# [EXERCISE REQUIREMENTS]
Type out each entry exactly as it appears, but keep every image out.

-------- GIVEN ENTRIES --------

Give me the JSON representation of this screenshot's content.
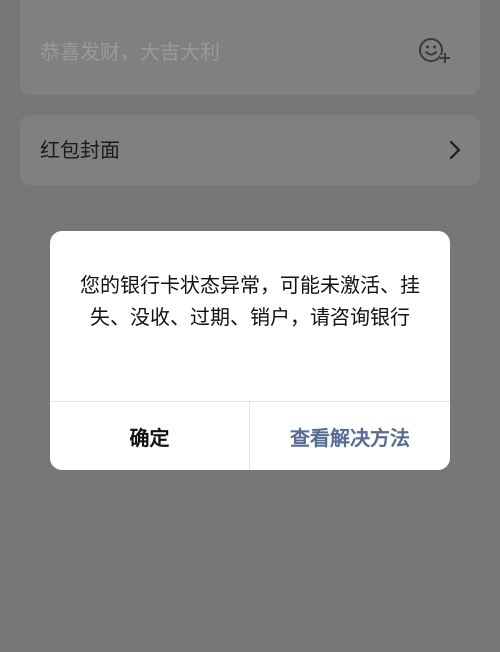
{
  "message_field": {
    "placeholder": "恭喜发财，大吉大利",
    "emoji_icon": "emoji-add-icon"
  },
  "cover_row": {
    "label": "红包封面",
    "chevron_icon": "chevron-right-icon"
  },
  "dialog": {
    "message": "您的银行卡状态异常，可能未激活、挂失、没收、过期、销户，请咨询银行",
    "confirm_label": "确定",
    "solution_label": "查看解决方法",
    "colors": {
      "link": "#576b95",
      "text": "#111111",
      "background": "#ffffff"
    }
  },
  "overlay_color": "#777777"
}
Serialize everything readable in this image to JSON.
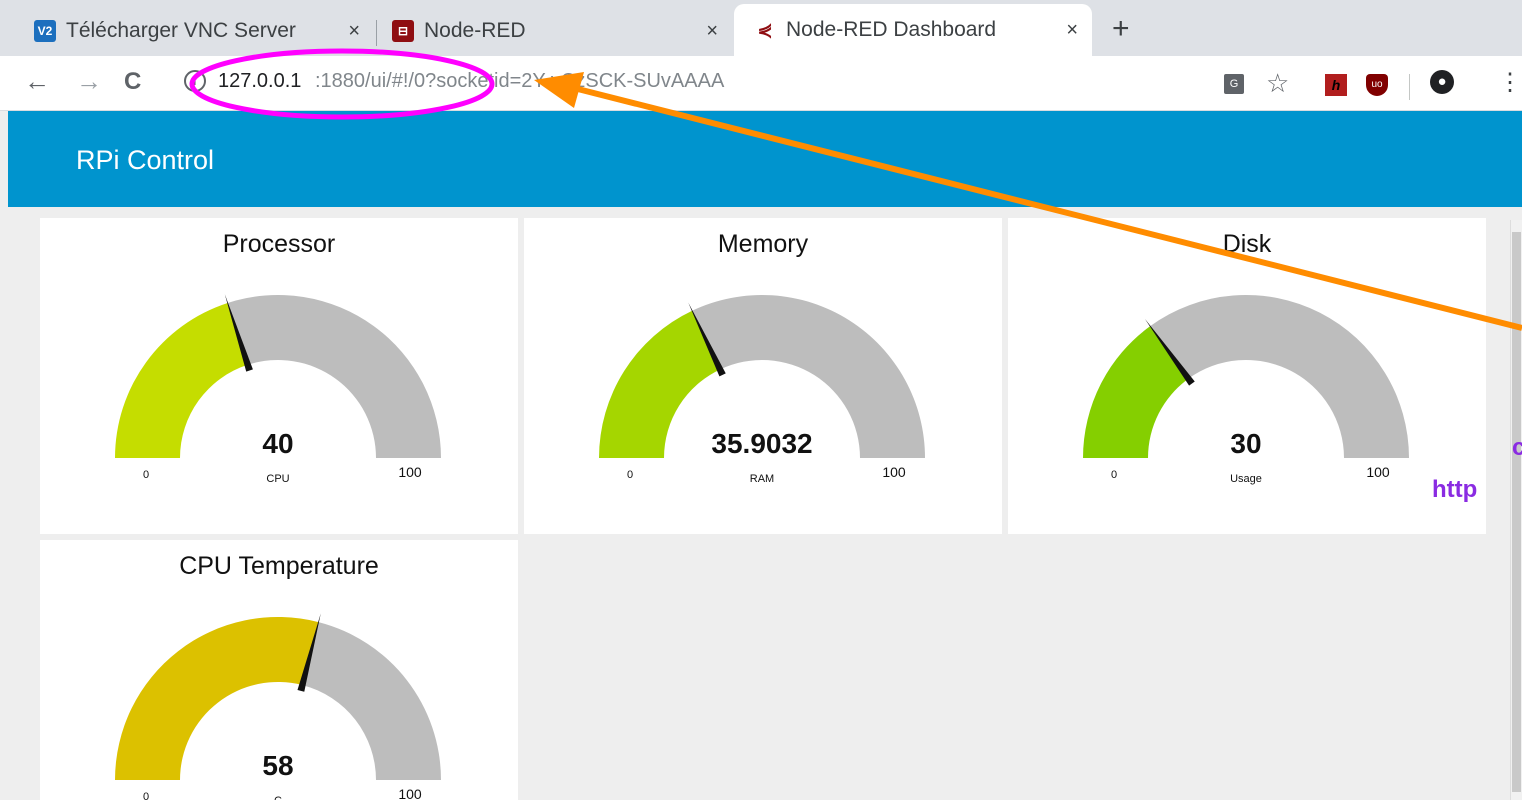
{
  "browser": {
    "tabs": [
      {
        "title": "Télécharger VNC Server",
        "favicon": "vnc-icon",
        "active": false
      },
      {
        "title": "Node-RED",
        "favicon": "node-red-icon",
        "active": false
      },
      {
        "title": "Node-RED Dashboard",
        "favicon": "node-red-dashboard-icon",
        "active": true
      }
    ],
    "tab_close_glyph": "×",
    "new_tab_glyph": "+",
    "url_host": "127.0.0.1",
    "url_rest": ":1880/ui/#!/0?socketid=2Y    yCzSCK-SUvAAAA"
  },
  "app": {
    "title": "RPi Control",
    "bar_color": "#0094ce",
    "background": "#eeeeee"
  },
  "gauges": [
    {
      "title": "Processor",
      "value": "40",
      "value_num": 40,
      "unit": "CPU",
      "min": "0",
      "max": "100",
      "color": "#c5dd00"
    },
    {
      "title": "Memory",
      "value": "35.9032",
      "value_num": 35.9032,
      "unit": "RAM",
      "min": "0",
      "max": "100",
      "color": "#a5d600"
    },
    {
      "title": "Disk",
      "value": "30",
      "value_num": 30,
      "unit": "Usage",
      "min": "0",
      "max": "100",
      "color": "#85cf00"
    },
    {
      "title": "CPU Temperature",
      "value": "58",
      "value_num": 58,
      "unit": "C",
      "min": "0",
      "max": "100",
      "color": "#dcc100"
    }
  ],
  "gauge_track_color": "#bdbdbd",
  "annotation": {
    "ellipse_color": "#ff00ff",
    "arrow_color": "#ff8c00",
    "text_color": "#8a2be2",
    "note_line1": "c",
    "note_line2": "http"
  }
}
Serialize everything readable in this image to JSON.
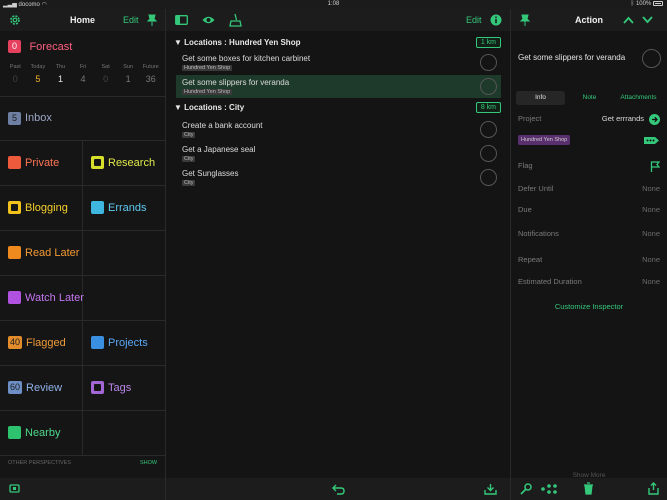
{
  "status_bar": {
    "carrier": "docomo",
    "time": "1:08",
    "battery": "100%"
  },
  "left": {
    "title": "Home",
    "edit_label": "Edit",
    "forecast": {
      "label": "Forecast",
      "count": "0",
      "days": [
        {
          "name": "Past",
          "count": "0"
        },
        {
          "name": "Today",
          "count": "5"
        },
        {
          "name": "Thu",
          "count": "1"
        },
        {
          "name": "Fri",
          "count": "4"
        },
        {
          "name": "Sat",
          "count": "0"
        },
        {
          "name": "Sun",
          "count": "1"
        },
        {
          "name": "Future",
          "count": "36"
        }
      ]
    },
    "inbox": {
      "label": "Inbox",
      "count": "5"
    },
    "private": "Private",
    "research": "Research",
    "blogging": "Blogging",
    "errands": "Errands",
    "read_later": "Read Later",
    "watch_later": "Watch Later",
    "flagged": {
      "label": "Flagged",
      "count": "40"
    },
    "projects": "Projects",
    "review": {
      "label": "Review",
      "count": "60"
    },
    "tags": "Tags",
    "nearby": "Nearby",
    "other_perspectives": "OTHER PERSPECTIVES",
    "show_label": "SHOW"
  },
  "mid": {
    "edit_label": "Edit",
    "groups": [
      {
        "title": "Locations : Hundred Yen Shop",
        "distance": "1 km",
        "tasks": [
          {
            "title": "Get some boxes for kitchen carbinet",
            "tag": "Hundred Yen Shop"
          },
          {
            "title": "Get some slippers for veranda",
            "tag": "Hundred Yen Shop"
          }
        ]
      },
      {
        "title": "Locations : City",
        "distance": "8 km",
        "tasks": [
          {
            "title": "Create a bank account",
            "tag": "City"
          },
          {
            "title": "Get a Japanese seal",
            "tag": "City"
          },
          {
            "title": "Get Sunglasses",
            "tag": "City"
          }
        ]
      }
    ]
  },
  "right": {
    "title": "Action",
    "task_title": "Get some slippers for veranda",
    "tabs": [
      "Info",
      "Note",
      "Attachments"
    ],
    "project_label": "Project",
    "project_value": "Get errrands",
    "tag_value": "Hundred Yen Shop",
    "flag_label": "Flag",
    "defer_label": "Defer Until",
    "due_label": "Due",
    "notifications_label": "Notifications",
    "repeat_label": "Repeat",
    "duration_label": "Estimated Duration",
    "none": "None",
    "customize_label": "Customize Inspector",
    "show_more_label": "Show More"
  },
  "colors": {
    "accent": "#34c97a",
    "selected_row": "#1e3a2b"
  }
}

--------

# [TASK ANSWER]
Give me the JSON representation of this screenshot's content.
{
  "message_field": {
    "placeholder": "恭喜发财，大吉大利",
    "emoji_icon": "emoji-add-icon"
  },
  "cover_row": {
    "label": "红包封面",
    "chevron_icon": "chevron-right-icon"
  },
  "dialog": {
    "message": "您的银行卡状态异常，可能未激活、挂失、没收、过期、销户，请咨询银行",
    "confirm_label": "确定",
    "solution_label": "查看解决方法",
    "colors": {
      "link": "#576b95",
      "text": "#111111",
      "background": "#ffffff"
    }
  },
  "overlay_color": "#777777"
}
Serialize everything readable in this image to JSON.
{
  "browser": {
    "tabs": [
      {
        "title": "Télécharger VNC Server",
        "favicon": "vnc-icon",
        "active": false
      },
      {
        "title": "Node-RED",
        "favicon": "node-red-icon",
        "active": false
      },
      {
        "title": "Node-RED Dashboard",
        "favicon": "node-red-dashboard-icon",
        "active": true
      }
    ],
    "tab_close_glyph": "×",
    "new_tab_glyph": "+",
    "url_host": "127.0.0.1",
    "url_rest": ":1880/ui/#!/0?socketid=2Y    yCzSCK-SUvAAAA"
  },
  "app": {
    "title": "RPi Control",
    "bar_color": "#0094ce",
    "background": "#eeeeee"
  },
  "gauges": [
    {
      "title": "Processor",
      "value": "40",
      "value_num": 40,
      "unit": "CPU",
      "min": "0",
      "max": "100",
      "color": "#c5dd00"
    },
    {
      "title": "Memory",
      "value": "35.9032",
      "value_num": 35.9032,
      "unit": "RAM",
      "min": "0",
      "max": "100",
      "color": "#a5d600"
    },
    {
      "title": "Disk",
      "value": "30",
      "value_num": 30,
      "unit": "Usage",
      "min": "0",
      "max": "100",
      "color": "#85cf00"
    },
    {
      "title": "CPU Temperature",
      "value": "58",
      "value_num": 58,
      "unit": "C",
      "min": "0",
      "max": "100",
      "color": "#dcc100"
    }
  ],
  "gauge_track_color": "#bdbdbd",
  "annotation": {
    "ellipse_color": "#ff00ff",
    "arrow_color": "#ff8c00",
    "text_color": "#8a2be2",
    "note_line1": "c",
    "note_line2": "http"
  }
}
Serialize everything readable in this image to JSON.
{
  "status_bar": {
    "carrier": "docomo",
    "time": "1:08",
    "battery": "100%"
  },
  "left": {
    "title": "Home",
    "edit_label": "Edit",
    "forecast": {
      "label": "Forecast",
      "count": "0",
      "days": [
        {
          "name": "Past",
          "count": "0"
        },
        {
          "name": "Today",
          "count": "5"
        },
        {
          "name": "Thu",
          "count": "1"
        },
        {
          "name": "Fri",
          "count": "4"
        },
        {
          "name": "Sat",
          "count": "0"
        },
        {
          "name": "Sun",
          "count": "1"
        },
        {
          "name": "Future",
          "count": "36"
        }
      ]
    },
    "inbox": {
      "label": "Inbox",
      "count": "5"
    },
    "private": "Private",
    "research": "Research",
    "blogging": "Blogging",
    "errands": "Errands",
    "read_later": "Read Later",
    "watch_later": "Watch Later",
    "flagged": {
      "label": "Flagged",
      "count": "40"
    },
    "projects": "Projects",
    "review": {
      "label": "Review",
      "count": "60"
    },
    "tags": "Tags",
    "nearby": "Nearby",
    "other_perspectives": "OTHER PERSPECTIVES",
    "show_label": "SHOW"
  },
  "mid": {
    "edit_label": "Edit",
    "groups": [
      {
        "title": "Locations : Hundred Yen Shop",
        "distance": "1 km",
        "tasks": [
          {
            "title": "Get some boxes for kitchen carbinet",
            "tag": "Hundred Yen Shop"
          },
          {
            "title": "Get some slippers for veranda",
            "tag": "Hundred Yen Shop"
          }
        ]
      },
      {
        "title": "Locations : City",
        "distance": "8 km",
        "tasks": [
          {
            "title": "Create a bank account",
            "tag": "City"
          },
          {
            "title": "Get a Japanese seal",
            "tag": "City"
          },
          {
            "title": "Get Sunglasses",
            "tag": "City"
          }
        ]
      }
    ]
  },
  "right": {
    "title": "Action",
    "task_title": "Get some slippers for veranda",
    "tabs": [
      "Info",
      "Note",
      "Attachments"
    ],
    "project_label": "Project",
    "project_value": "Get errrands",
    "tag_value": "Hundred Yen Shop",
    "flag_label": "Flag",
    "defer_label": "Defer Until",
    "due_label": "Due",
    "notifications_label": "Notifications",
    "repeat_label": "Repeat",
    "duration_label": "Estimated Duration",
    "none": "None",
    "customize_label": "Customize Inspector",
    "show_more_label": "Show More"
  },
  "colors": {
    "accent": "#34c97a",
    "selected_row": "#1e3a2b"
  }
}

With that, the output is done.